Finding Your People

A carefully selected partner or employee is an essential element of success in almost all projects, and as the venture grows, and the number of people you work with increases, it remains that most essential element.

When all is in place—your inventory is ready, the plan completed and the money lined up—you now have to find the, no, your people to make it all happen.

In this context, it may sound strange, but I like to think of people as a special type of asset, with a known capacity to produce, a known cost and a known price. However, with the unknown variables of being living, thinking beings and having their own character and, therefore, are unpredictable.

For these reasons, you should select your people carefully.

Firstly, describe what you expect your human asset will do. Write a Function Description, a concise and complete summary of the job to be done by the individual.

After that, write down what skills, experience and characteristics the person should have. That becomes your Candidate Profile.

If you are lucky, and you already know exactly the person who fits these requirements, still interview them as an outside candidate, and if they pass the test, hire! Congratulations, you have saved yourself a lot of time, effort, and potential future disappointment. But don’t forget, good friends do not necessarily make good partners. It sometimes is a good idea to keep a good friend a good friend.

Organize a realistic process to review candidacies, and take the time to meet with them. All of this is an extra effort, but make the effort, it will pay off handsomely.

The interview process is a subject on its own, which we will cover in another letter. But in brief, do not interrogate, let the candidates sell themselves; you will find out much more that way. Also, sell yourself. Show them who you are, talk about your own ideas, objectives and character traits. Effective interviews are a two-way street, as they give candidates the confidence to open up.

Lastly, after all these cold and rigid methods, let your heart have the last word. Do you like and trust the person? Do you feel happy and confident with the idea of working with your new partner? If they do not excel on all test fronts, do they still feel like a natural fit? Do you admire their potential? Is there a certain spark that shows an unmatched level of motivation and drive?

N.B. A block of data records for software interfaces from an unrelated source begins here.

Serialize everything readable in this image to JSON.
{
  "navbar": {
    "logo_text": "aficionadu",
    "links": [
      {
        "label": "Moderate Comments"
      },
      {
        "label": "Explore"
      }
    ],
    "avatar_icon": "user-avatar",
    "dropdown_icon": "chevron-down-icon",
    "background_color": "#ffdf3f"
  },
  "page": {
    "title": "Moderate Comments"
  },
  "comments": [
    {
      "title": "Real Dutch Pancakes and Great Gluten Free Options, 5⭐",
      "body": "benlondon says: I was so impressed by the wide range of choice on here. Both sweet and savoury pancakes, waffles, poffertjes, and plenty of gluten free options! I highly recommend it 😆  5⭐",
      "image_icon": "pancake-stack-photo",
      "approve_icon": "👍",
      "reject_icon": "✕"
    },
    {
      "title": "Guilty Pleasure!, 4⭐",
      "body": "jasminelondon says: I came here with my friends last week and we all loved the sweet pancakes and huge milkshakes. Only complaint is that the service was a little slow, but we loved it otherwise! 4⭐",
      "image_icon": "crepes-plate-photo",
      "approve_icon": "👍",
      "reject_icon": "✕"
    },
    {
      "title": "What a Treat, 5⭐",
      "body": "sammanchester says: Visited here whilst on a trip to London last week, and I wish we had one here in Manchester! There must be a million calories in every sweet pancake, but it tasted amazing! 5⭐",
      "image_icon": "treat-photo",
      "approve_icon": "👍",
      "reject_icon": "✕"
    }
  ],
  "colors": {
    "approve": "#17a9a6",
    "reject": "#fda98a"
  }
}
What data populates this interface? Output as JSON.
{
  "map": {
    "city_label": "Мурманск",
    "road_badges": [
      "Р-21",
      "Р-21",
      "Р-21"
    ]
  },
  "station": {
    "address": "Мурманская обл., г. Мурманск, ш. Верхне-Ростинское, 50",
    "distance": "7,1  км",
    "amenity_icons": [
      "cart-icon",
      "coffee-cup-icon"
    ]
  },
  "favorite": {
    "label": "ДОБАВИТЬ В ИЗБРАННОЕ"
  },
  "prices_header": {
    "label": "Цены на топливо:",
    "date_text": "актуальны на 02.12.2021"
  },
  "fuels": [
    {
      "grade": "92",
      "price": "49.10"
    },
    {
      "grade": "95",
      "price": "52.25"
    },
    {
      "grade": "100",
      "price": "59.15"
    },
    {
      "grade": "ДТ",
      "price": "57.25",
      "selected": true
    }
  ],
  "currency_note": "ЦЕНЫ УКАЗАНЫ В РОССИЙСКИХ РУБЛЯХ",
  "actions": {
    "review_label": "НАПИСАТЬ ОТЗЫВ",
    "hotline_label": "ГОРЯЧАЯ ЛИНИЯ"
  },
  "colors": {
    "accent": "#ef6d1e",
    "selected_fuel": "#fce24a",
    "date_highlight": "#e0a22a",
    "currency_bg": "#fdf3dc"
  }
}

I’m reminded when I was a senior manager and speaking to a young man who, for some reason, had slipped through the pre-selection net. On paper, he was obviously underqualified. But he was bright, enthusiastic, well informed and, although he knew he was the least likely candidate, he appeared totally at ease. When I asked him about his goal in life, he responded without blinking an eye, “To have your job.” I hired him, and he proved to be one of the most valuable people I ever worked with. When I left the company, he, indeed, got my job. And now more than a decade later, we remain close personal friends. Never have I been happier to let my heart speak.